Sunday, April 13, 2008

A Representation Scheme

I had an idea once for vastly improving the quality of representation in a representative democracy. As far as I can recall I came up with it independently, although someone else must have suggested it first because it's so completely obvious. It's possible I read it somewhere and I'm just blanking out where.

The idea is this: instead of having any sort of election, you have people announce that they are willing to serve as representatives, and citizens choose one. A representative's vote in congress has a weight proportional to the number of constituents he represents. Perhaps a representative needs a minimum number of constituents (say, 5000 or so) to be seated. Representatives could be chosen from anywhere in the country, although it's likely that some of them would announce that they are particularly devoted to the interests of some particular area, and so citizens who live in that area who are particularly concerned with local issues would be likely to choose that representative.
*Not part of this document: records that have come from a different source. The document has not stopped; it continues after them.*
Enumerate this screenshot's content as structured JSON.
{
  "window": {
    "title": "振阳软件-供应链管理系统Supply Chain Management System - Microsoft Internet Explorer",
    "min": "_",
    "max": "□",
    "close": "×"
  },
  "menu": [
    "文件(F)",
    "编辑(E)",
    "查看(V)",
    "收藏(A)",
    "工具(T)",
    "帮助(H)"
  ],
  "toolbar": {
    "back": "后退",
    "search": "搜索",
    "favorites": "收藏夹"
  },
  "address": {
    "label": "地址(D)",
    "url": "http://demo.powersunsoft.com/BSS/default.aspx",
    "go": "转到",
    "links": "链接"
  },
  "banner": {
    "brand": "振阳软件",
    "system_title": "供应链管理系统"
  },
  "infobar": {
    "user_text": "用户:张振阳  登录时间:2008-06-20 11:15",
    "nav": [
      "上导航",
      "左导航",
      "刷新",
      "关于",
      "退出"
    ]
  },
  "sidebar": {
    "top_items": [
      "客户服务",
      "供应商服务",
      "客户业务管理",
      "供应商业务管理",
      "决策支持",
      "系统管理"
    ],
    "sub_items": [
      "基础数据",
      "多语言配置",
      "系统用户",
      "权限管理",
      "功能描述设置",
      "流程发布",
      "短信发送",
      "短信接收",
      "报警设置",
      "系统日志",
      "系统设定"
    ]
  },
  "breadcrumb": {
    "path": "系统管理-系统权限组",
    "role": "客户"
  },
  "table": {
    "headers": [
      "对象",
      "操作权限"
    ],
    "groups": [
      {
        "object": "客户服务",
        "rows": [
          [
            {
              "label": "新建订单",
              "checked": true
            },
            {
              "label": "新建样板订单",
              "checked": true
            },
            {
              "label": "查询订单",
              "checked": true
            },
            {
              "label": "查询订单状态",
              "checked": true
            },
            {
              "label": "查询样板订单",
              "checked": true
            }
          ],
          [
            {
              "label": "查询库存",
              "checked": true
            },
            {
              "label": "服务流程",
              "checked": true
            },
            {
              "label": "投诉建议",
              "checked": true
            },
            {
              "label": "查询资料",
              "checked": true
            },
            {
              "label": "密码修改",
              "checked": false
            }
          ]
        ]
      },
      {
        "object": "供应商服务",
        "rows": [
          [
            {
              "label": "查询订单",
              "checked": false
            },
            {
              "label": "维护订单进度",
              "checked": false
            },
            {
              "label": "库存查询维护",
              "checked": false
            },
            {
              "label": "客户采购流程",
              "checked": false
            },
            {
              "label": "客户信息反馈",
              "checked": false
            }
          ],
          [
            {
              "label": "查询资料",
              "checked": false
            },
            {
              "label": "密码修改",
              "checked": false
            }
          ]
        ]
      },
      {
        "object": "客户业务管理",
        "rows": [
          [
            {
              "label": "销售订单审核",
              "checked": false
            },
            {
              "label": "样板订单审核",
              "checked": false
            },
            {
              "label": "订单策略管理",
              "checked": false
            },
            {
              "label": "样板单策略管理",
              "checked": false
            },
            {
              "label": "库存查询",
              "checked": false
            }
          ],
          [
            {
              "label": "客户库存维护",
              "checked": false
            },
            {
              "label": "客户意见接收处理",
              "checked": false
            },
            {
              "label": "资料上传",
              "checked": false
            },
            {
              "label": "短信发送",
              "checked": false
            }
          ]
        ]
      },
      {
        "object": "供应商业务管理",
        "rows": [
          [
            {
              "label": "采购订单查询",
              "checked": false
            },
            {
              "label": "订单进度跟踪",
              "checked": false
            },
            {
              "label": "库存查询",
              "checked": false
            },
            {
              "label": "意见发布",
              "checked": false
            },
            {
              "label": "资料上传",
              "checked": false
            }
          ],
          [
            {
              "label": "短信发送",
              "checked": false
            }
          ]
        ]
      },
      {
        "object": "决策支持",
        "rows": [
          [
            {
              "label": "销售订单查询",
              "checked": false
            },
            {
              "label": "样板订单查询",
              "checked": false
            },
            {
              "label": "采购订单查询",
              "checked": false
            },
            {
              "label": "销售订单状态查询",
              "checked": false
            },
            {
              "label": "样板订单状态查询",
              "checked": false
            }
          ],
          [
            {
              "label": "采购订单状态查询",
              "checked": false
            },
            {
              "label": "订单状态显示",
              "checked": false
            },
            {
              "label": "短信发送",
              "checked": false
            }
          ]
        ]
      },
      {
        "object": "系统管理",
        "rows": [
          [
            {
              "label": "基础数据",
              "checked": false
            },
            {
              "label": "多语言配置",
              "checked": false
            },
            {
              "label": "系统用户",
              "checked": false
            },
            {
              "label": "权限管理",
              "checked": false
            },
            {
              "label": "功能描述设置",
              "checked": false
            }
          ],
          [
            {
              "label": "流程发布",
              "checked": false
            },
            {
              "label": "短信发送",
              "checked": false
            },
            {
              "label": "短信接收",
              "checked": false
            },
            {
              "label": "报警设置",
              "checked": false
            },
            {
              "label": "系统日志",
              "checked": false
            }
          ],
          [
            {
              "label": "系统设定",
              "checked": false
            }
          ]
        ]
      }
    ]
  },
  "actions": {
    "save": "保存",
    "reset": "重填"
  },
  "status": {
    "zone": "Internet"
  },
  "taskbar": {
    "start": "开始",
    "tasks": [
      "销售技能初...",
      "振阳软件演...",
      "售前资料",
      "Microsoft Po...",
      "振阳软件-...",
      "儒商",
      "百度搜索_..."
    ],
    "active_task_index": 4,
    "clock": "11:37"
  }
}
Perhaps changing representatives could be done at any time, or perhaps only once a year or so. Who represents whom would be a matter of public record, so if a representatives "constituents" were largely dead or fictitious persons this would quickly be discovered and he would be prosecuted.

It seems to me that something along those lines would enormously increase the degree to which a "representative" really did represents his constituents, would eliminate all concerns about districting/gerrymandering, and would substantially reduce voter fraud.

I mention the idea because the idea itself and its advantages (assuming one thinks accurate representation is a good thing) seem so obvious to me that I wonder why no nation as implemented it (although I think the German system of electing Bundestag members has some similarities). I can't recommend it as stated, because it would still seem to allow a majority to arbitrarily impose its will on a minority. But I think it may be useful as a mental stepping-stone.